Abraham Lincoln: Vampire Hunter
Comedy , Horror / October 9, 2016
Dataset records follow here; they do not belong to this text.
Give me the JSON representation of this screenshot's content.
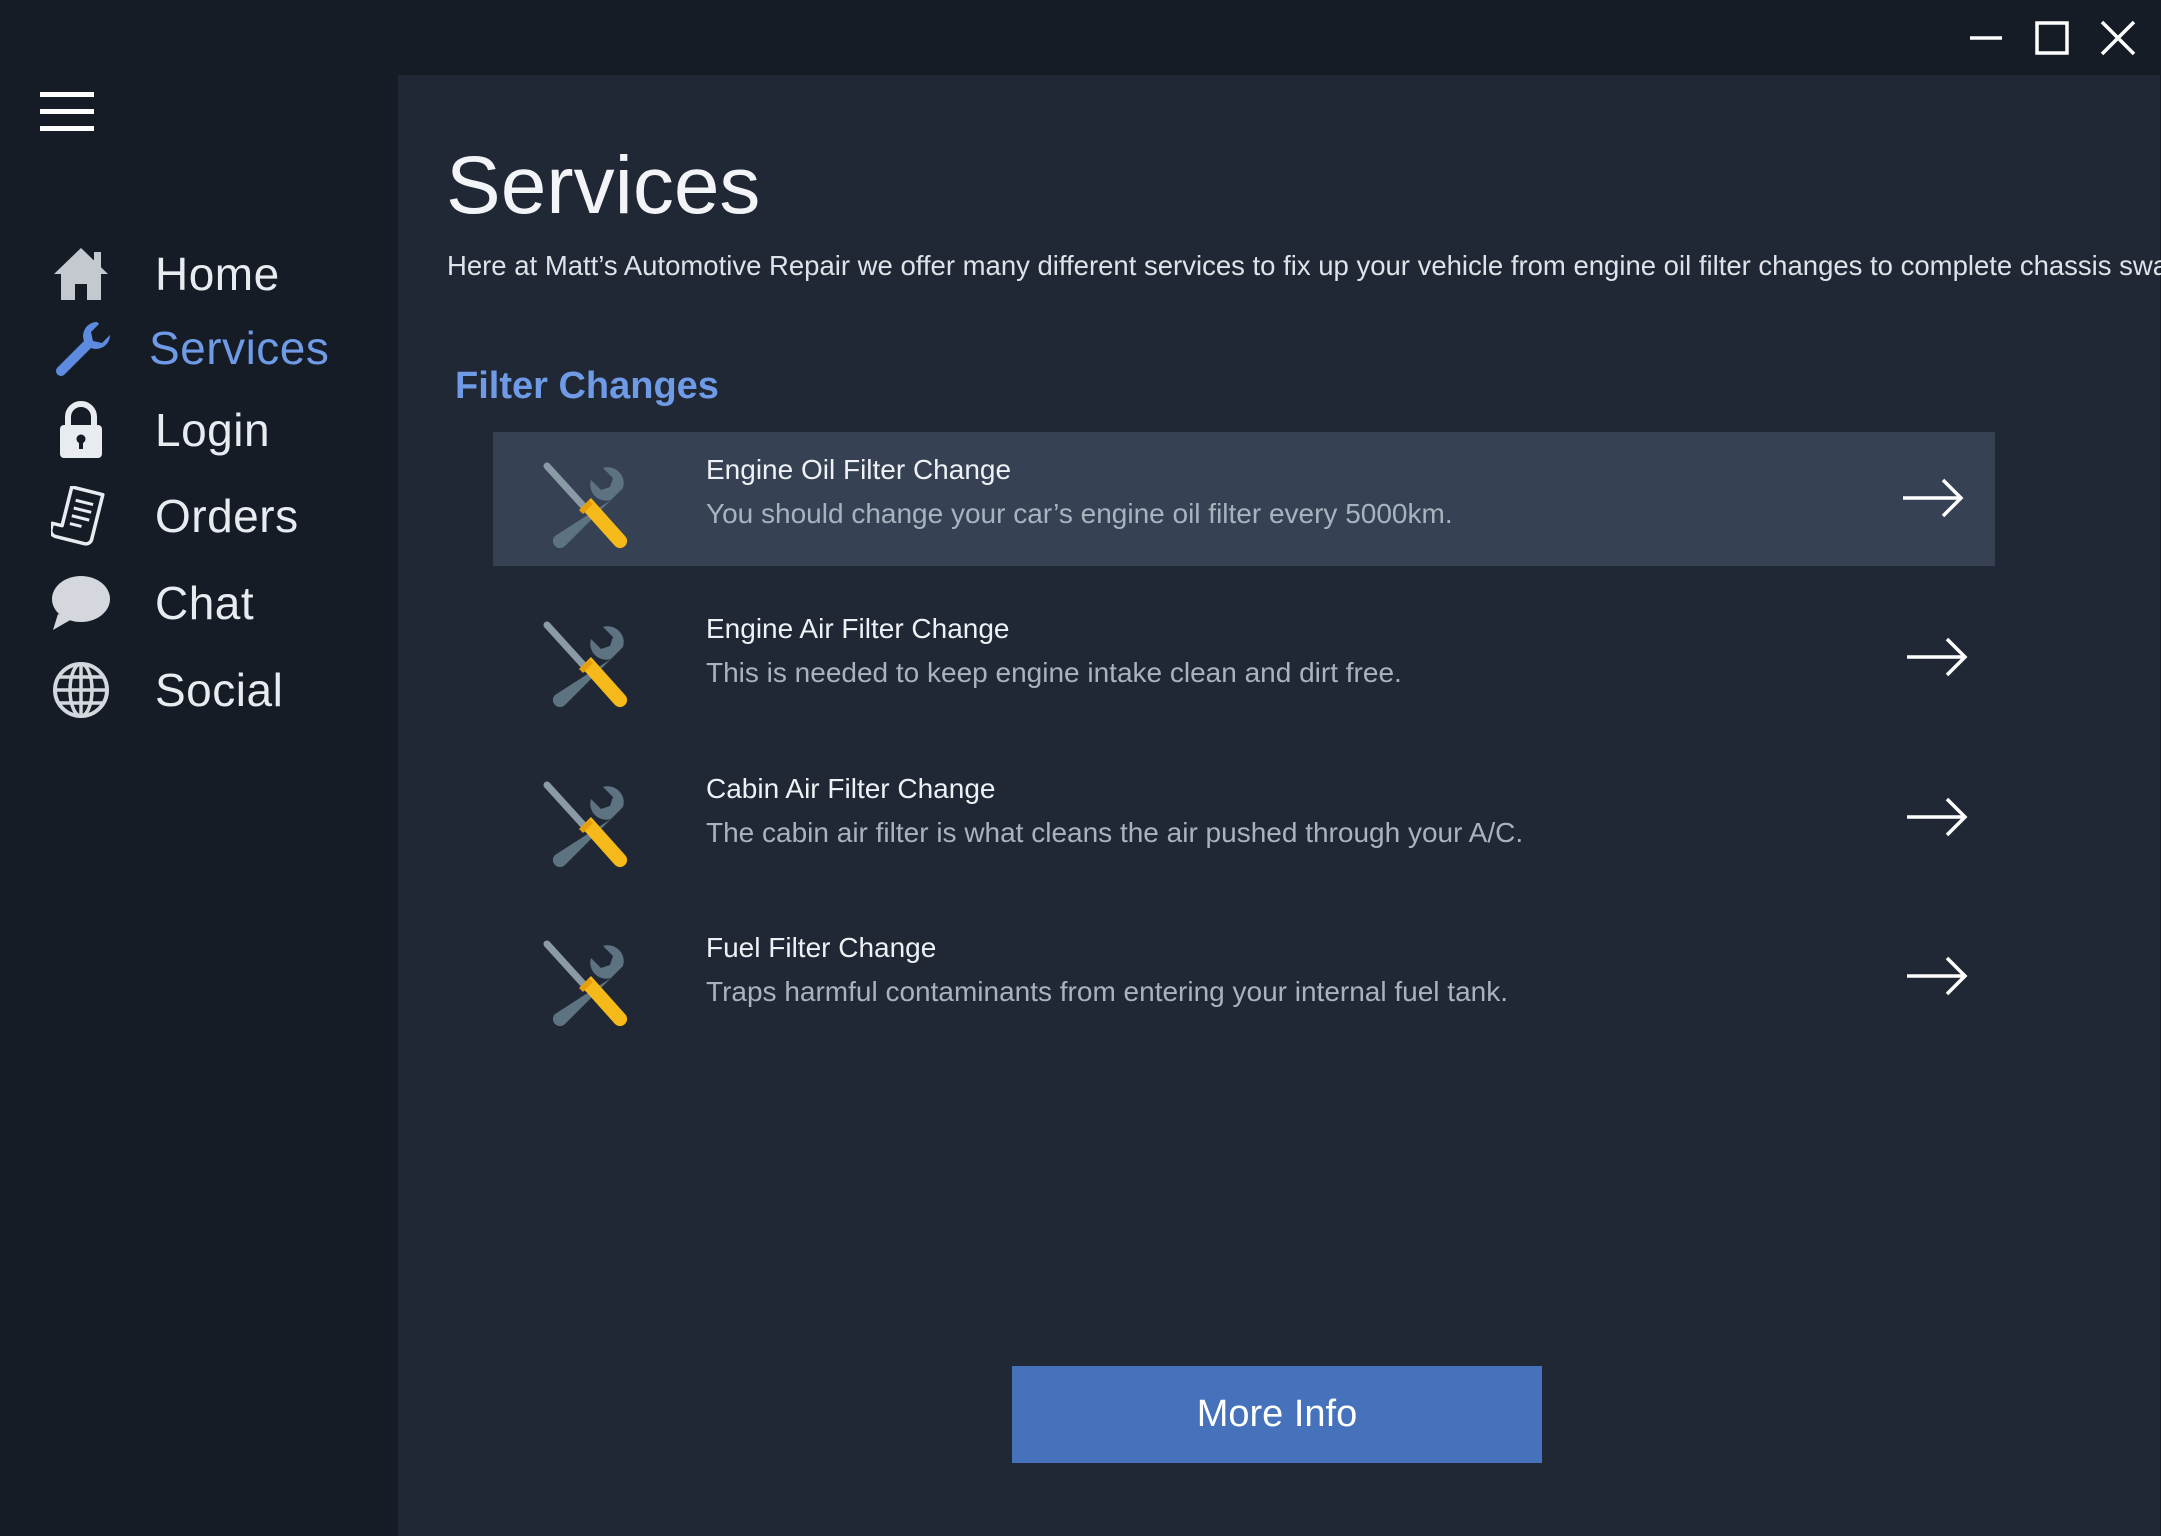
{
  "window": {
    "controls": {
      "minimize": "minimize-icon",
      "maximize": "maximize-icon",
      "close": "close-icon"
    }
  },
  "sidebar": {
    "menu_icon": "hamburger-icon",
    "items": [
      {
        "label": "Home",
        "icon": "home-icon",
        "active": false
      },
      {
        "label": "Services",
        "icon": "wrench-icon",
        "active": true
      },
      {
        "label": "Login",
        "icon": "lock-icon",
        "active": false
      },
      {
        "label": "Orders",
        "icon": "receipt-icon",
        "active": false
      },
      {
        "label": "Chat",
        "icon": "chat-bubble-icon",
        "active": false
      },
      {
        "label": "Social",
        "icon": "globe-icon",
        "active": false
      }
    ]
  },
  "main": {
    "title": "Services",
    "description": "Here at Matt’s Automotive Repair we offer many different services to fix up your vehicle from engine oil filter changes to complete chassis swaps",
    "section_title": "Filter Changes",
    "services": [
      {
        "title": "Engine Oil Filter Change",
        "description": "You should change your car’s engine oil filter every 5000km.",
        "icon": "tools-icon",
        "selected": true
      },
      {
        "title": "Engine Air Filter Change",
        "description": "This is needed to keep engine intake clean and dirt free.",
        "icon": "tools-icon",
        "selected": false
      },
      {
        "title": "Cabin Air Filter Change",
        "description": "The cabin air filter is what cleans the air pushed through your A/C.",
        "icon": "tools-icon",
        "selected": false
      },
      {
        "title": "Fuel Filter Change",
        "description": "Traps harmful contaminants from entering your internal fuel tank.",
        "icon": "tools-icon",
        "selected": false
      }
    ],
    "more_info_label": "More Info"
  },
  "colors": {
    "sidebar_bg": "#151c26",
    "main_bg": "#202835",
    "selected_row_bg": "#364253",
    "accent": "#6f9ae6",
    "button_bg": "#4672bb",
    "tool_handle": "#f6b91a",
    "tool_metal": "#5e7381"
  }
}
Every once in a while a book comes along that truly surprises you.  I picked this book up not too long after it was released, more or less on a whim.  I have a tendency to enjoy random, over-the-top humor, historical fiction, and horror, so I decided to give it a try. Although I braced myself against bitter disappointment, my caution proved to be gleefully unnecessary because Seth Grahame-Smith did not let me down. The narrative style is very attractive and interesting, because the entire story is told by a somewhat fictionalized version of Seth-Grahame Smith himself.  The chapters are made up out of summaries and direct quotations from Lincoln’s secret diary.  Seth Grahame-Smith weaved together real facts and quotes from Lincoln’s life into the fictionalized vampire hunter narrative so well that I am extremely jealous to have not thought of it first. In all seriousness, if we are honest with ourselves, I think that we can all agree that adding vampire hunting into history can only serve as a vast improvement.  Seriously, just look at the book cover.  If that does not get the point across, then I have no idea what will! Honest Abe’s personal vendetta against the vampires (who…